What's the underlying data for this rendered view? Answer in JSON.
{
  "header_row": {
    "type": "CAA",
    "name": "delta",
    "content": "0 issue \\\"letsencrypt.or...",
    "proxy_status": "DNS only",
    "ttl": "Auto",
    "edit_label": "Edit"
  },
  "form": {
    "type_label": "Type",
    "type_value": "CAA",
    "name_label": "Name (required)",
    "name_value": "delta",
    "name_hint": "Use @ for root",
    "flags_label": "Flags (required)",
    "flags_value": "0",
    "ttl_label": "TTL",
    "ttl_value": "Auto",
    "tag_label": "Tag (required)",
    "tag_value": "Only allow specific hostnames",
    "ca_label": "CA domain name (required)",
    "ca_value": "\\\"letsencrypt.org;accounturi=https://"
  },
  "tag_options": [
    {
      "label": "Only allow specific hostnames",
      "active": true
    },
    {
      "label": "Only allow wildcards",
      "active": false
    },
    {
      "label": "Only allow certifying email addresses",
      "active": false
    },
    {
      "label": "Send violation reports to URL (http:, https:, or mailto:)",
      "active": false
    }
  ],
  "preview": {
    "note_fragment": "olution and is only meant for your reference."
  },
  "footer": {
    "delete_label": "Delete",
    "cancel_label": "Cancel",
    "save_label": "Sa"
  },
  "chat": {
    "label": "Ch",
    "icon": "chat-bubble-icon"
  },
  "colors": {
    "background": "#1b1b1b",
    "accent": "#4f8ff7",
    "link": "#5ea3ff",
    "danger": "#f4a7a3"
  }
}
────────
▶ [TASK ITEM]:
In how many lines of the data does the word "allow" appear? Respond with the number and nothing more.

▶ [YOUR SOLUTION]:
4